__Excerpted records__:

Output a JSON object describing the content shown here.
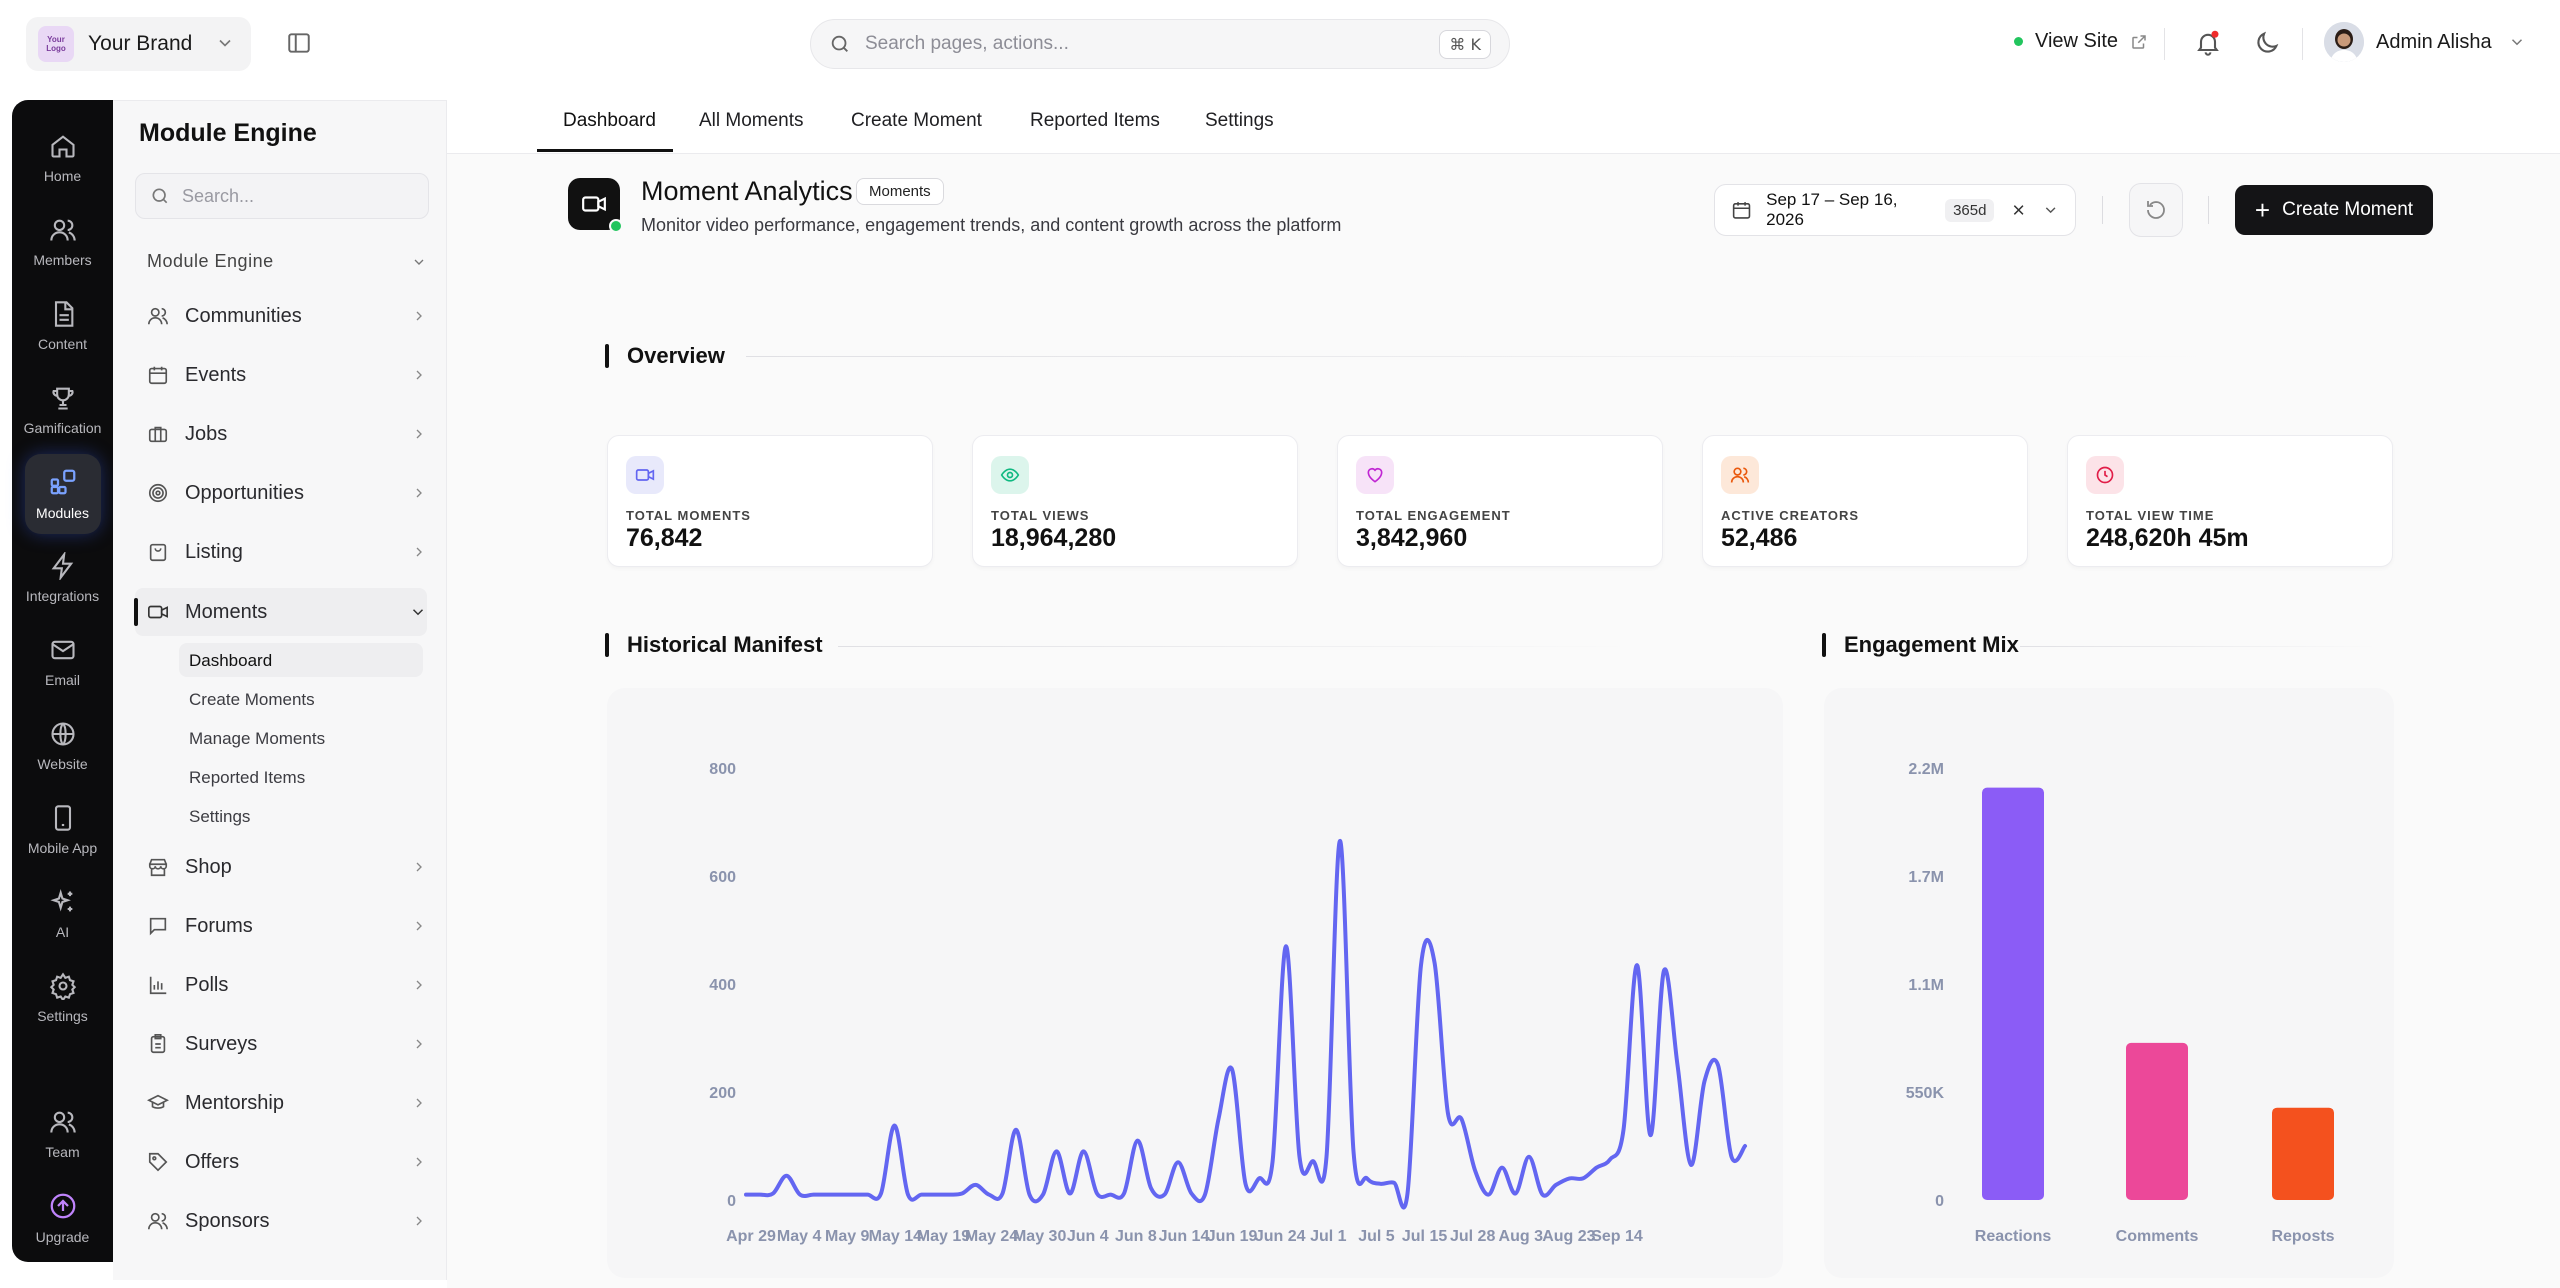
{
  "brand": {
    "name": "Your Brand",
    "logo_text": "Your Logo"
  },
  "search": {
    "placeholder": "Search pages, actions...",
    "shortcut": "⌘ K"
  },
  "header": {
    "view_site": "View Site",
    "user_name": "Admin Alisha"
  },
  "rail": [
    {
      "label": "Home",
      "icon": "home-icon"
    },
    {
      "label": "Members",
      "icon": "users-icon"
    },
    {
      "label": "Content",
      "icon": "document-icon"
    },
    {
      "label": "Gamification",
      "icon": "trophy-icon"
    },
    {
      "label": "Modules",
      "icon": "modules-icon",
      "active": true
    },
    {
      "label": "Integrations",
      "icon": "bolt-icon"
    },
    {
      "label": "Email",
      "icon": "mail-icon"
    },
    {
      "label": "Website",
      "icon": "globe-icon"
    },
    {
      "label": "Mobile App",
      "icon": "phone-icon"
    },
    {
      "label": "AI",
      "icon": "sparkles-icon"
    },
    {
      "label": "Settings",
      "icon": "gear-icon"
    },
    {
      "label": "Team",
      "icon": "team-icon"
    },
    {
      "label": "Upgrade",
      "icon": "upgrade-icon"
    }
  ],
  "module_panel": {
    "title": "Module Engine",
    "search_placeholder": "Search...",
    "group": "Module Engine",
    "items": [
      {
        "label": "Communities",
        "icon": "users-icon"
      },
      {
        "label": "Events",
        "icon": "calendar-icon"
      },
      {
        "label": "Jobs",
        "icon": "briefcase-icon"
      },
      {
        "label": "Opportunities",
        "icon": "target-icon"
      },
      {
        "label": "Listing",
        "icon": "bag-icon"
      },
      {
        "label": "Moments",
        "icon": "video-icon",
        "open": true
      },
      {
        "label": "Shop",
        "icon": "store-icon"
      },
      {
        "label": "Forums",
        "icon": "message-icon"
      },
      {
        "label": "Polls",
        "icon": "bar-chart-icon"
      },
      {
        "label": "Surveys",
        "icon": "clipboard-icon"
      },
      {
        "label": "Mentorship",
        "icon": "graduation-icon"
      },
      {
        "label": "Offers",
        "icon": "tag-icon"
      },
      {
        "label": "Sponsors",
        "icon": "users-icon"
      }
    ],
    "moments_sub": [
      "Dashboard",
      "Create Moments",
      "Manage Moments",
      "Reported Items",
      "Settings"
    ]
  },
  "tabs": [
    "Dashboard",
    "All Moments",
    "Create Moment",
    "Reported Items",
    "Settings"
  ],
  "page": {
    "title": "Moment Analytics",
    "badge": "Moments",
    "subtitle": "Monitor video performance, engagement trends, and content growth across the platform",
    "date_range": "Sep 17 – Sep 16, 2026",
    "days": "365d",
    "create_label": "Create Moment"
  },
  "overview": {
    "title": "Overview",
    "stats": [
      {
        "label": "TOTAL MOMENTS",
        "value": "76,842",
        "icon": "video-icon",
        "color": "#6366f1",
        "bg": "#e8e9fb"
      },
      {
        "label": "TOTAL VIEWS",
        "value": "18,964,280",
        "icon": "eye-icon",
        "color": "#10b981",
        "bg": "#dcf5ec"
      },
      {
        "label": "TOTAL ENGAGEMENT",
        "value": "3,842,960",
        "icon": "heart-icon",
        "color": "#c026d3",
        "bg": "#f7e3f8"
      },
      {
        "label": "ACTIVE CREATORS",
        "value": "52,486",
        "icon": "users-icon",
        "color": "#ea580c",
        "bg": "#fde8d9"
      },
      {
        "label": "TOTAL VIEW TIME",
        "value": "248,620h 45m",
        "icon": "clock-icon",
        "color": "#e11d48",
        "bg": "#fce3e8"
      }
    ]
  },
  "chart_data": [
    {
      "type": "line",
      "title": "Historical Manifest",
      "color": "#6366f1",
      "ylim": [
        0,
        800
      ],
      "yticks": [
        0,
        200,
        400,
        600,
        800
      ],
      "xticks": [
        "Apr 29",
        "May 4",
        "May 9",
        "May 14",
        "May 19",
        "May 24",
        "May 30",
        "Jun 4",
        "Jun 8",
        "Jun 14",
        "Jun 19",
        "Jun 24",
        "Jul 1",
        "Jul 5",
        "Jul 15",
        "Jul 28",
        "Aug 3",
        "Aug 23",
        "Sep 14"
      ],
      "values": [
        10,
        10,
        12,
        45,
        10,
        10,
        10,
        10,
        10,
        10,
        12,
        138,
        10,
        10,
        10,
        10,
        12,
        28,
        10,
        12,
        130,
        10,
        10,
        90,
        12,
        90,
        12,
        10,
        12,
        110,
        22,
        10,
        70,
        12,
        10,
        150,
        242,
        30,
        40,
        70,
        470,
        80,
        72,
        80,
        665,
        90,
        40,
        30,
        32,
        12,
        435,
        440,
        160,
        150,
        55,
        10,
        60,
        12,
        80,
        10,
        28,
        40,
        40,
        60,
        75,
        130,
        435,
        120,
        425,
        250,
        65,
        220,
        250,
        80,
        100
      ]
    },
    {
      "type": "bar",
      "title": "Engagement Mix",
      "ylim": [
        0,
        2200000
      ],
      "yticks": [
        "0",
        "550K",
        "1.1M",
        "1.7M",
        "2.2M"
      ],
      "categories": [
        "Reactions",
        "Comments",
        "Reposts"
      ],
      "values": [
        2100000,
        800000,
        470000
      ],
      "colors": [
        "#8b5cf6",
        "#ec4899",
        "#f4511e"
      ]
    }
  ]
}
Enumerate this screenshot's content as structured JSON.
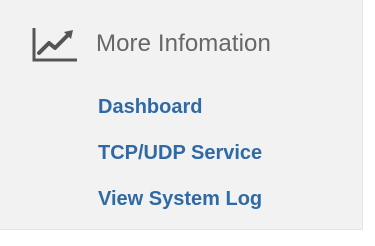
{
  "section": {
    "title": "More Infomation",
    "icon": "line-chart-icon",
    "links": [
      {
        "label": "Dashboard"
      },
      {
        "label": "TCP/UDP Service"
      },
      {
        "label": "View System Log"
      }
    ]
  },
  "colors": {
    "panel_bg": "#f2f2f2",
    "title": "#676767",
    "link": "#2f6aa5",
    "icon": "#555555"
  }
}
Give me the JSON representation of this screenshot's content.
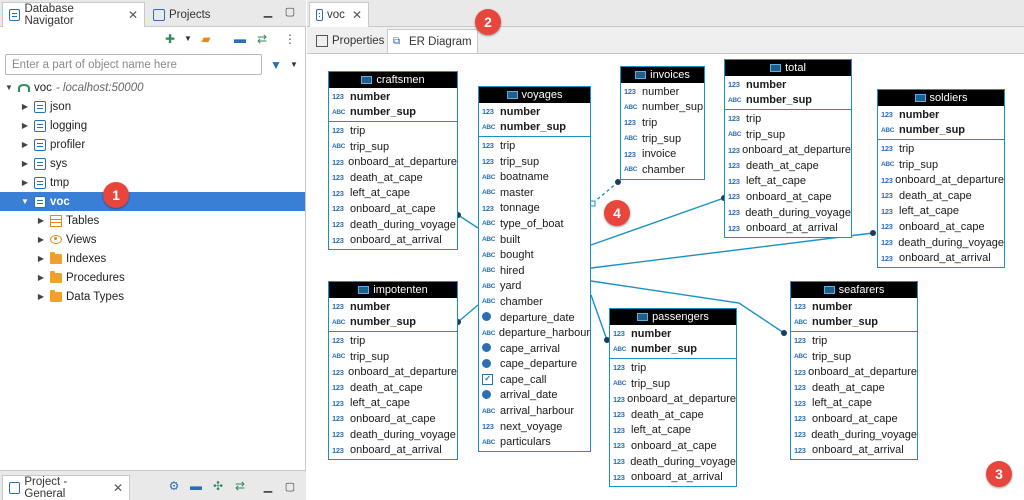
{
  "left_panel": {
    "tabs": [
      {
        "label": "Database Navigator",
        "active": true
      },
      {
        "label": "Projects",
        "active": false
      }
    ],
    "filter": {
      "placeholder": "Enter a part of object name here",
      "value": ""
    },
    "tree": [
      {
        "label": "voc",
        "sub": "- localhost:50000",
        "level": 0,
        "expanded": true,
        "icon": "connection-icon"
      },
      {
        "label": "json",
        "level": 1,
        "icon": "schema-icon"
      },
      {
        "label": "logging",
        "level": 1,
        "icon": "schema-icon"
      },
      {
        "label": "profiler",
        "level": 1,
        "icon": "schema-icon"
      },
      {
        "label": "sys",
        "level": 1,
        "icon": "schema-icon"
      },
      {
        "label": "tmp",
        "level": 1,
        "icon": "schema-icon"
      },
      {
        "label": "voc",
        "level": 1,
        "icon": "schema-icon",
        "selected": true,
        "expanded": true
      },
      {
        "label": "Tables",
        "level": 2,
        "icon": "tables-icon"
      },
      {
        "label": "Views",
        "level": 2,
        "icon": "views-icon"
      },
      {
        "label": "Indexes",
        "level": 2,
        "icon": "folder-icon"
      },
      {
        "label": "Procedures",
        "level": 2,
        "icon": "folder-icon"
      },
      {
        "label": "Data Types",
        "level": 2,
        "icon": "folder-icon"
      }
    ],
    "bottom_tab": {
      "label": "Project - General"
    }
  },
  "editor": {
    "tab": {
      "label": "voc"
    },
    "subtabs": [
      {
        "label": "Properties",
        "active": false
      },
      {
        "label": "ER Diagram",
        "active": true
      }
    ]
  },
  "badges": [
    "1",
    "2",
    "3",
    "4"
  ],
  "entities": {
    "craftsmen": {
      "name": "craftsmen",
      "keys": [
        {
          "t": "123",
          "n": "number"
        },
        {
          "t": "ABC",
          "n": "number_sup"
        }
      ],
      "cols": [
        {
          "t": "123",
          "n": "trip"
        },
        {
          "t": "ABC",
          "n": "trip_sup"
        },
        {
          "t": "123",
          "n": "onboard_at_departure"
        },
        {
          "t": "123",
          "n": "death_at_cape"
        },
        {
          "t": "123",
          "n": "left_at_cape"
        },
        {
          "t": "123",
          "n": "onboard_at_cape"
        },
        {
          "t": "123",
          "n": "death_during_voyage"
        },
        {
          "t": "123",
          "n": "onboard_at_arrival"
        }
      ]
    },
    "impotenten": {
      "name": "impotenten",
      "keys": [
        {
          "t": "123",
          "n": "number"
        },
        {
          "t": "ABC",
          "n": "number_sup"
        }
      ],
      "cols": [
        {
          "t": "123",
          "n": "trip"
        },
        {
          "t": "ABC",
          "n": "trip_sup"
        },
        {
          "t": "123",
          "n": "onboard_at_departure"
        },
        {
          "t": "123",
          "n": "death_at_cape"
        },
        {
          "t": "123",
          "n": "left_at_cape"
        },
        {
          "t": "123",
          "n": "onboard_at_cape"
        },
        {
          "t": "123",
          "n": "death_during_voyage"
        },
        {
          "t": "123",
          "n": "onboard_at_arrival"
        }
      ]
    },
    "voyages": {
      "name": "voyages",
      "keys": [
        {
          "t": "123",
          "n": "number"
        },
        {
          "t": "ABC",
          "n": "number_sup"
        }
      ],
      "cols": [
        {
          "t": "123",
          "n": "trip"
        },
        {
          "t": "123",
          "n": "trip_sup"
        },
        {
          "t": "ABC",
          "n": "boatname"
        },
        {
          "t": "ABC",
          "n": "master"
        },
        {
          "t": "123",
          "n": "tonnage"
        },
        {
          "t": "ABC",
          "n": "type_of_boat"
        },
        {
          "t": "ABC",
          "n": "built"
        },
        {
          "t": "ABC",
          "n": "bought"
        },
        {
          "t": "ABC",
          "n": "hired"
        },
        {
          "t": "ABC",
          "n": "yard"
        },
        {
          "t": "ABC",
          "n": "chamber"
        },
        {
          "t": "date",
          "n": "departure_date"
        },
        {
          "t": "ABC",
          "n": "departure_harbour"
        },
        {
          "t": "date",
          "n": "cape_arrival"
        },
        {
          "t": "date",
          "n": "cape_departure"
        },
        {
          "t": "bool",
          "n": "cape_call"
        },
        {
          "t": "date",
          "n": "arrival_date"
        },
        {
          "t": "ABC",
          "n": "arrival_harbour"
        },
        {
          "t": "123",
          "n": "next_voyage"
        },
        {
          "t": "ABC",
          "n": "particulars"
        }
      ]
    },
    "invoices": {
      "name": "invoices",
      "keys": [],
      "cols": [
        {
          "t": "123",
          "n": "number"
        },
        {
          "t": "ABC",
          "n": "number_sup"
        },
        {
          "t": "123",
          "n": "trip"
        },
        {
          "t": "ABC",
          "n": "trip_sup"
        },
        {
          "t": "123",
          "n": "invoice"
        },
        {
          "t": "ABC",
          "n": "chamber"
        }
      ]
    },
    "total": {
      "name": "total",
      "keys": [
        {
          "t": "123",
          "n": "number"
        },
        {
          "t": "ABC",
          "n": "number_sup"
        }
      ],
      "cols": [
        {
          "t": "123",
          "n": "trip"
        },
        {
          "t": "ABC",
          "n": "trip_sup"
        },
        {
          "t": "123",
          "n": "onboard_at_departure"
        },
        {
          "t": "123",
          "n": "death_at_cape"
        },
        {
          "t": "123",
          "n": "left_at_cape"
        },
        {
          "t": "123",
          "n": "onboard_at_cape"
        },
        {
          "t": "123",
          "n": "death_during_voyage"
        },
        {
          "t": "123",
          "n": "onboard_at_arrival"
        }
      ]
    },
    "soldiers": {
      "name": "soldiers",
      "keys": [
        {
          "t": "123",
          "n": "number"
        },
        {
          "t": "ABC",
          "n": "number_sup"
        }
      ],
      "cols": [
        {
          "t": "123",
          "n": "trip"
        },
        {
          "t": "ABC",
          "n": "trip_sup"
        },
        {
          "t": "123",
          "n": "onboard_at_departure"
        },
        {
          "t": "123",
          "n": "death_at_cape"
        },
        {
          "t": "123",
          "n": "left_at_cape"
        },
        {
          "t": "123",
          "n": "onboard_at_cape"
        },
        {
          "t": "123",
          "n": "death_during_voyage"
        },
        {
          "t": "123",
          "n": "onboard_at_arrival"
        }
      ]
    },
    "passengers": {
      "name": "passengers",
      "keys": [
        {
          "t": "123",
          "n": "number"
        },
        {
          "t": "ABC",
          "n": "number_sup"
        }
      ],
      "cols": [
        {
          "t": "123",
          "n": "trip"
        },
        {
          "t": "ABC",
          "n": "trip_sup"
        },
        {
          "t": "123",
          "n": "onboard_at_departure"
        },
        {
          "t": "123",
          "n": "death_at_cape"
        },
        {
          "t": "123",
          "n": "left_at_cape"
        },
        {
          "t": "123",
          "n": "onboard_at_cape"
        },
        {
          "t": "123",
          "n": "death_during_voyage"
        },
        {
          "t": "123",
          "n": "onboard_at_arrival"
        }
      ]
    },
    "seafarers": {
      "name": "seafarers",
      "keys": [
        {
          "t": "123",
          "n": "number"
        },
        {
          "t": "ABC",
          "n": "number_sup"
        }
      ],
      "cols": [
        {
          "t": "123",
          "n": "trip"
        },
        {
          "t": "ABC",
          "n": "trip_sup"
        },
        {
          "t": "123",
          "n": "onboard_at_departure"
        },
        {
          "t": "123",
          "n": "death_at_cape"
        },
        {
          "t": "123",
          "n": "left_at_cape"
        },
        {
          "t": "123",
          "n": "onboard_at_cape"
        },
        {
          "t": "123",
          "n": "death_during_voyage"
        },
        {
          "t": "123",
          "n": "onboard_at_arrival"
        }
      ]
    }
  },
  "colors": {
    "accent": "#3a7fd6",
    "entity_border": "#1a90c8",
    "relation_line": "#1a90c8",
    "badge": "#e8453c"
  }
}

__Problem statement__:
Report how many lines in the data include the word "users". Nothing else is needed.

__Task response__:
4